President Donald Trump on Wednesday recognised Jerusalem as Israel’s capital, ignoring warnings from world leaders and upending decades of US policy.
“I have determined that it is time to officially recognise Jerusalem as the capital of Israel,” Trump said from the White House.
“It’s the right thing to do,” he added.
The declaration marks a departure from seven decades of deliberate diplomatic ambiguity about the final status of a holy city vociferously claimed by both Israelis and Palestinians, according to news agency AFP.
Trump also kicked off the process of moving the US embassy from Tel Aviv to Jerusalem, making good on a campaign promise dear to evangelical Christian and right wing Jewish voters – as well as donors.
Trump’s predecessors – from Bill Clinton to George Bush – made similar promises on the campaign trail, but quickly reneged upon taking office, and the burden of war and peace.
Trump administration officials earlier described the risky move as a “recognition of reality” that the city has been used as a base for many Israeli government offices.
“My announcement today marks the beginning of a new approach to the conflict between Isreal and Palestinians,” he said.
Jordan and Palestinians called for an emergency meeting of the Arab League on Wednesday prior to Trump’s announcement. Members are set to meet in Cairo on Saturday, reports quoting diplomatic sources said.
Shortly after Trump’s speech, Saeb Erekat, the chief Palestinian negotiator, said the US president “destroyed any possibility of peace” and was “pushing this region towards chaos [and] violence”.
“He’s destroying all moderates in the region and he’s giving power to extremists,” Erekat told Al Jazeera from Jericho.
“This is the most dangerous decision that any US president has ever taken,” he said, adding that Trump had “disqualified his country from any possible role in the peace process”.
“How can he talk about peace when he dictates the future of Jerusalem before negotiations begin, in total violation of international law?” asked Erekat, saying it is “meaningless” to have a Palestinian state without Jerusalem as its capital.
The only option remaining for Palestinians, he said, “is to fight for equal rights” between the Mediterranean Sea and the Jordan River, the area of historic Palestine.

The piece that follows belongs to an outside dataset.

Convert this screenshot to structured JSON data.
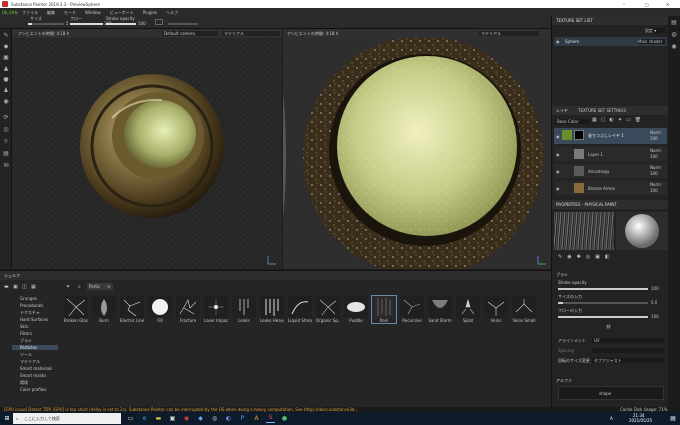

Turkish President Recep Tayyip Erdogan on Wednesday called for a summit of the main pan-Islamic body in Istanbul on December 13 to discuss the move.
Erdogan’s call came after the Turkish government said the move risked igniting a “fire” in the Middle East and will prove a “great disaster.”
The recognition will “throw the region and the world into a fire and it’s not known when it will end,” Deputy Prime Minister and government spokesman Bekir Bozdag wrote on Twitter, saying the move was a “great disaster” that would lead the way to “turmoil, chaos and clashes.”
On the the eve of his contentious decision on Jerusalem’s status, the president held calls with US allies in the Middle East to discuss the issue.
The White House said Trump talked with Saudi Arabia’s King Salman and Egyptian President Abdel Fattah al-Sisi late on Tuesday, both of whom have warned Trump against moving the US embassy in Israel to Jerusalem.
Sisi urged Trump “not to complicate the situation in the region by taking measures that jeopardise the chances of peace in the Middle East,” the Egyptian leader’s spokesman Bassem Radi said in a statement.
Sisi also confirmed “Egypt’s consistent position on maintaining the legal status of Jerusalem within the framework of international standards and relevant United Nations resolutions,” he said.
Saudi Arabia’s King Salman warned President Donald Trump that moving the US embassy for Israel to Jerusalem was a “dangerous step” that could rile Muslims worldwide.
“Moving the US embassy is a dangerous step that provokes the feelings of Muslims around the world,” state-run Al-Ekhbariya TV quoted King Salman as telling Trump in the phone call.
In an open letter to the American president on Tuesday, Morocco’s King Mohammed VI also expressed his “deep personal concern” and “the great concern felt by Arab and Muslim states and peoples” over moves to recognise the city as Israel’s capital and transfer the US embassy there.
The monarch was writing as head of the 57-member Organisation of Islamic Cooperation’s Al-Quds Committee, which lobbies on issues related to the city, holy to three of the world’s major religions.
Earlier on Tuesday Trump informed Palestinian President Mahmoud Abbas by phone of his intention to move the embassy from Tel Aviv to Jerusalem.
Abbas “warned of the dangerous consequences such a decision would have to the peace process and to the peace, security and stability of the region and of the world,” a PA spokesperson said.
The move has been widely condemned in the Arab world and internationally.
A Jordanian palace statement quoted King Abdullah as telling the US president that such a decision would have “dangerous repercussions on the stability and security in the region” and would obstruct US efforts to resume Arab-Israeli peace talks.
Israel regards Jerusalem as its capital, a position nearly the entire world rejects saying its status should be determined in peace talks with the Palestinians.
East Jerusalem, which includes the Old City, is considered occupied Palestinian territory under international law.